An investor can dig deeper into the details of a current ratio comparison by evaluating other liquidity ratios that are more narrowly focused than the current ratio.
A company that seems to have an acceptable current ratio could be trending towards a situation where it will struggle to pay its bills. Inversely, a company that may appear to be struggling now, could be making good progress towards a healthier current ratio.
Imagine two companies with a current ratio of 1. Based on the trend of the current ratio in the following table, which would analysts likely have more optimistic expectations for?
First the trend for Claws is negative, which means further investigation is prudent. Perhaps they are taking on too much debt, or their cash balance is being depleted: Cash asset ratio or cash ratio: Acid-test ratio or quick ratio: Operating cash flow ratio: These are usually defined as assets that are cash or will be turned into cash in a year or less, and liabilities that will be paid in a year or less.
Some weaknesses of the current ratio include the difficulty of comparing the measure across industry groups, overgeneralization of the specific asset and liability balances, and the lack of trending information.Financial ratio analysis compares relationships between financial statement accounts to identify the strengths and weaknesses of a company.

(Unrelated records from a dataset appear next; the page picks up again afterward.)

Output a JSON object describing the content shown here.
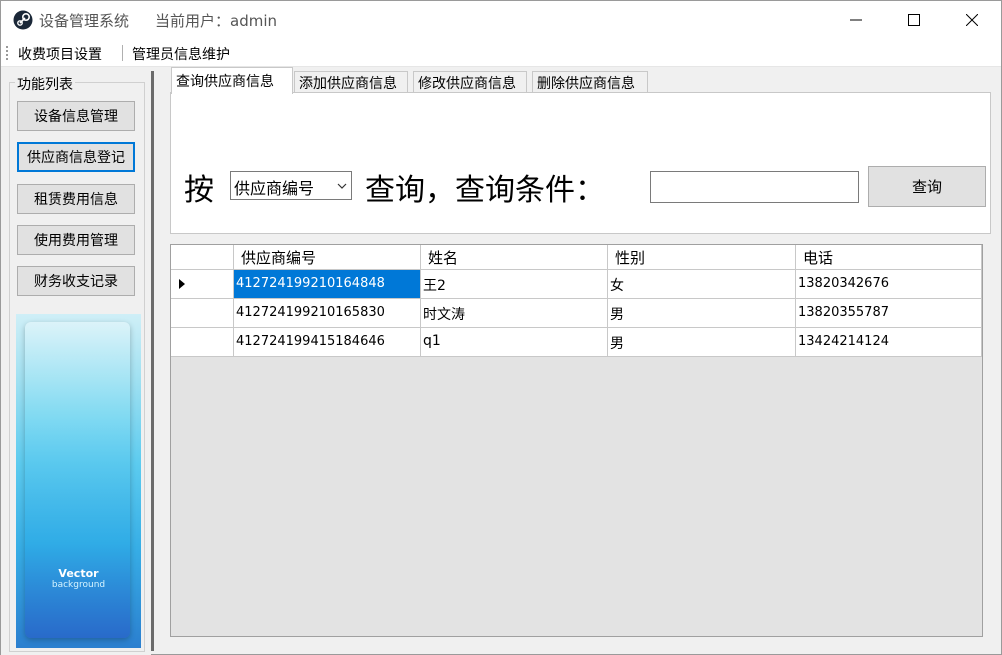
{
  "window": {
    "title": "设备管理系统",
    "user_label": "当前用户：admin"
  },
  "menu": {
    "items": [
      "收费项目设置",
      "管理员信息维护"
    ]
  },
  "sidebar": {
    "group_title": "功能列表",
    "buttons": [
      "设备信息管理",
      "供应商信息登记",
      "租赁费用信息",
      "使用费用管理",
      "财务收支记录"
    ],
    "banner": {
      "title": "Vector",
      "subtitle": "background"
    }
  },
  "tabs": [
    "查询供应商信息",
    "添加供应商信息",
    "修改供应商信息",
    "删除供应商信息"
  ],
  "search": {
    "by_label": "按",
    "field_selected": "供应商编号",
    "condition_label": "查询，查询条件：",
    "condition_value": "",
    "button_label": "查询"
  },
  "grid": {
    "columns": [
      "供应商编号",
      "姓名",
      "性别",
      "电话"
    ],
    "rows": [
      [
        "412724199210164848",
        "王2",
        "女",
        "13820342676"
      ],
      [
        "412724199210165830",
        "时文涛",
        "男",
        "13820355787"
      ],
      [
        "412724199415184646",
        "q1",
        "男",
        "13424214124"
      ]
    ],
    "selected_row": 0
  },
  "colors": {
    "accent": "#0078d7",
    "button_face": "#e1e1e1",
    "window_bg": "#f0f0f0"
  }
}
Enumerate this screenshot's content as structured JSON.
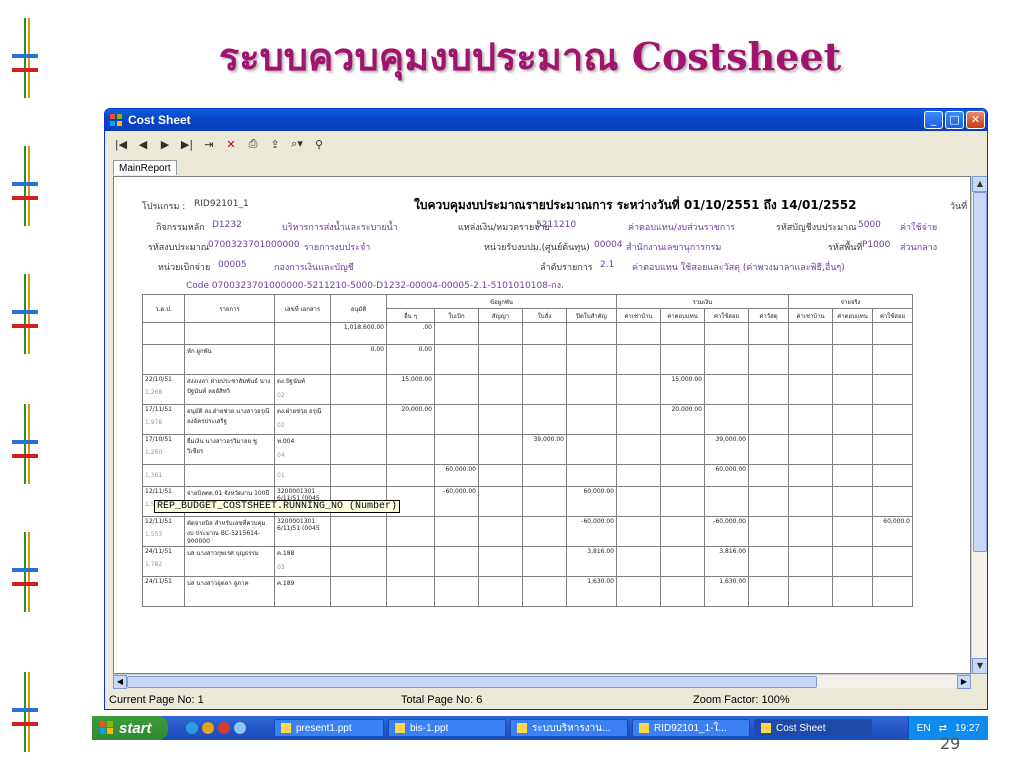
{
  "slide": {
    "title": "ระบบควบคุมงบประมาณ Costsheet",
    "page_number": "29"
  },
  "window": {
    "title": "Cost Sheet",
    "controls": [
      "minimize-icon",
      "maximize-icon",
      "close-icon"
    ]
  },
  "toolbar": {
    "icons": [
      "first-page-icon",
      "prev-page-icon",
      "next-page-icon",
      "last-page-icon",
      "goto-page-icon",
      "delete-icon",
      "print-icon",
      "export-icon",
      "zoom-icon",
      "binoculars-icon"
    ]
  },
  "tabs": [
    {
      "label": "MainReport"
    }
  ],
  "report": {
    "program_label": "โปรแกรม :",
    "program_value": "RID92101_1",
    "main_title": "ใบควบคุมงบประมาณรายประมาณการ ระหว่างวันที่ 01/10/2551 ถึง 14/01/2552",
    "date_label": "วันที่",
    "activity_label": "กิจกรรมหลัก",
    "activity_code": "D1232",
    "activity_name": "บริหารการส่งน้ำและระบายน้ำ",
    "source_label": "แหล่งเงิน/หมวดรายจ่าย",
    "source_code": "5211210",
    "source_name": "ค่าตอบแทน/งบส่วนราชการ",
    "account_label": "รหัสบัญชีงบประมาณ",
    "account_code": "5000",
    "account_name": "ค่าใช้จ่าย",
    "budget_code_label": "รหัสงบประมาณ",
    "budget_code": "0700323701000000",
    "budget_code_name": "รายการงบประจำ",
    "unit_label": "หน่วยรับงบปม.(ศูนย์ต้นทุน)",
    "unit_code": "00004",
    "unit_name": "สำนักงานเลขานุการกรม",
    "area_label": "รหัสพื้นที่",
    "area_code": "P1000",
    "area_name": "ส่วนกลาง",
    "payer_label": "หน่วยเบิกจ่าย",
    "payer_code": "00005",
    "payer_name": "กองการเงินและบัญชี",
    "seq_label": "ลำดับรายการ",
    "seq_value": "2.1",
    "seq_name": "ค่าตอบแทน ใช้สอยและวัสดุ (ค่าพวงมาลาและพิธี,อื่นๆ)",
    "code_line": "Code 0700323701000000-5211210-5000-D1232-00004-00005-2.1-5101010108-กง."
  },
  "table": {
    "headers_top": [
      "ว.ด.ป.",
      "รายการ",
      "เลขที่ เอกสาร",
      "อนุมัติ",
      "ข้อผูกพัน",
      "รวมเงิน",
      "จ่ายจริง"
    ],
    "headers_sub": [
      "อื่น ๆ",
      "ใบเบิก",
      "สัญญา",
      "ใบสั่ง",
      "ปิดใบสำคัญ",
      "ค่าเช่าบ้าน",
      "ค่าตอบแทน",
      "ค่าใช้สอย",
      "ค่าวัสดุ",
      "ค่าเช่าบ้าน",
      "ค่าตอบแทน",
      "ค่าใช้สอย"
    ],
    "rows": [
      {
        "date": "",
        "sub": "",
        "desc": "",
        "doc": "",
        "approve": "1,018,600.00",
        "c": [
          ".00",
          "",
          "",
          "",
          "",
          "",
          "",
          "",
          "",
          "",
          "",
          ""
        ]
      },
      {
        "date": "",
        "sub": "",
        "desc": "หัก ผูกพัน",
        "doc": "",
        "approve": "0.00",
        "c": [
          "0.00",
          "",
          "",
          "",
          "",
          "",
          "",
          "",
          "",
          "",
          "",
          ""
        ]
      },
      {
        "date": "22/10/51",
        "sub": "1,268",
        "desc": "ส่งงเงลา ฝ่ายประชาสัมพันธ์ นาง ปัฐนันท์ ลออัสิทวิ",
        "doc": "ตง.ปัฐนันท์",
        "docsub": "02",
        "approve": "",
        "c": [
          "15,000.00",
          "",
          "",
          "",
          "",
          "",
          "15,000.00",
          "",
          "",
          "",
          "",
          ""
        ]
      },
      {
        "date": "17/11/51",
        "sub": "1,978",
        "desc": "อนุมัติ ลง.ฝ่ายช่วย นางสาวอรุณี ลงอัครประเสริฐ",
        "doc": "ตง.ฝ่ายช่วย อรุณี",
        "docsub": "02",
        "approve": "",
        "c": [
          "20,000.00",
          "",
          "",
          "",
          "",
          "",
          "20,000.00",
          "",
          "",
          "",
          "",
          ""
        ]
      },
      {
        "date": "17/10/51",
        "sub": "1,260",
        "desc": "ยืมเงิน นางสาวอรวิมาลย ชูวิเชียร",
        "doc": "ท.004",
        "docsub": "04",
        "approve": "",
        "c": [
          "",
          "",
          "",
          "39,000.00",
          "",
          "",
          "",
          "39,000.00",
          "",
          "",
          "",
          ""
        ]
      },
      {
        "date": "",
        "sub": "1,361",
        "desc": "",
        "doc": "",
        "docsub": "01",
        "approve": "",
        "c": [
          "",
          "60,000.00",
          "",
          "",
          "",
          "",
          "",
          "60,000.00",
          "",
          "",
          "",
          ""
        ]
      },
      {
        "date": "12/11/51",
        "sub": "1,552",
        "desc": "จ่ายบิลตต.01 จังหวัดงาน 100ปี",
        "doc": "3200001301 6/11/51 (0045",
        "docsub": "",
        "approve": "",
        "c": [
          "",
          "-60,000.00",
          "",
          "",
          "60,000.00",
          "",
          "",
          "",
          "",
          "",
          "",
          ""
        ]
      },
      {
        "date": "12/11/51",
        "sub": "1,553",
        "desc": "ตัดจ่ายบิล สำหรับเลขที่ควบคุมงบ ประมาณ BC-5215614-900000",
        "doc": "3200001301 6/11/51 (0045",
        "docsub": "",
        "approve": "",
        "c": [
          "",
          "",
          "",
          "",
          "-60,000.00",
          "",
          "",
          "-60,000.00",
          "",
          "",
          "",
          "60,000.0"
        ]
      },
      {
        "date": "24/11/51",
        "sub": "1,782",
        "desc": "บส นางสาวกุพเรศ บุญธรรม",
        "doc": "ค.188",
        "docsub": "03",
        "approve": "",
        "c": [
          "",
          "",
          "",
          "",
          "3,816.00",
          "",
          "",
          "3,816.00",
          "",
          "",
          "",
          ""
        ]
      },
      {
        "date": "24/11/51",
        "sub": "",
        "desc": "บส นางสาวอุดลา ลูภาค",
        "doc": "ค.189",
        "docsub": "",
        "approve": "",
        "c": [
          "",
          "",
          "",
          "",
          "1,630.00",
          "",
          "",
          "1,630.00",
          "",
          "",
          "",
          ""
        ]
      }
    ]
  },
  "tooltip": "REP_BUDGET_COSTSHEET.RUNNING_NO (Number)",
  "status": {
    "current_page": "Current Page No: 1",
    "total_page": "Total Page No: 6",
    "zoom": "Zoom Factor: 100%"
  },
  "taskbar": {
    "start_label": "start",
    "items": [
      {
        "label": "present1.ppt",
        "active": false
      },
      {
        "label": "bis-1.ppt",
        "active": false
      },
      {
        "label": "ระบบบริหารงาน...",
        "active": false
      },
      {
        "label": "RID92101_1-ใ...",
        "active": false
      },
      {
        "label": "Cost Sheet",
        "active": true
      }
    ],
    "lang": "EN",
    "time": "19:27"
  }
}
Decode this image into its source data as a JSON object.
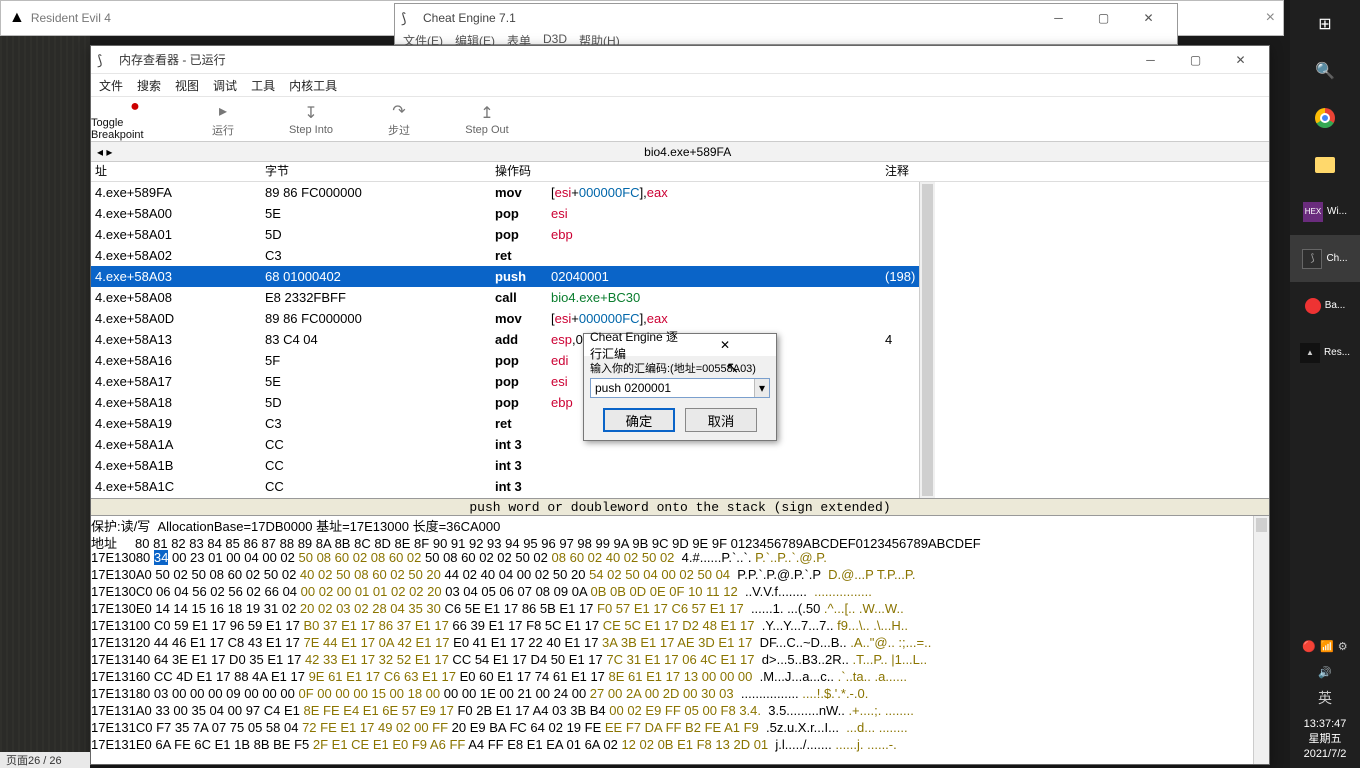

Financial ratios are usually split into seven main categories: liquidity, solvency, efficiency, profitability, equity, market prospects, investment leverage, and coverage. Types of Ratio analyis and their significance 1.
RATIO ANALYSIS Meaning of Ratio: A ratio is simple arithmetical expression of the relationship of one number to another. On the other hand, if their interest lays in the analysis of Profit trend the ratio that will interest to them are: Gross Profit on Sales, Net Profit on Sales, Net Profit to Capital Employed etc.
. solvency ratios, profitability ratios and leverage ratio and their significance. OBJECTIVES. After studying this lesson you will be able to: explain various types of accounting ratios i.e. solvency, profitability and leverage ratios; advantages of ratio analysis, it suffers from a .
ADVERTISEMENTS: Ratio Analysis: Meaning, Classification and Limitation of Ratio Analysis!
Meaning: Ratio analysis is the process of determining and interpreting numerical relationships based on financial statements. A ratio is a statistical yardstick that provides a measure of the relationship between two variables or figures.
. What is the 'Current Ratio' The current ratio is a liquidity ratio that measures a company's ability to pay short-term and long-term obligations. To calculate the ratio, analysts compare current.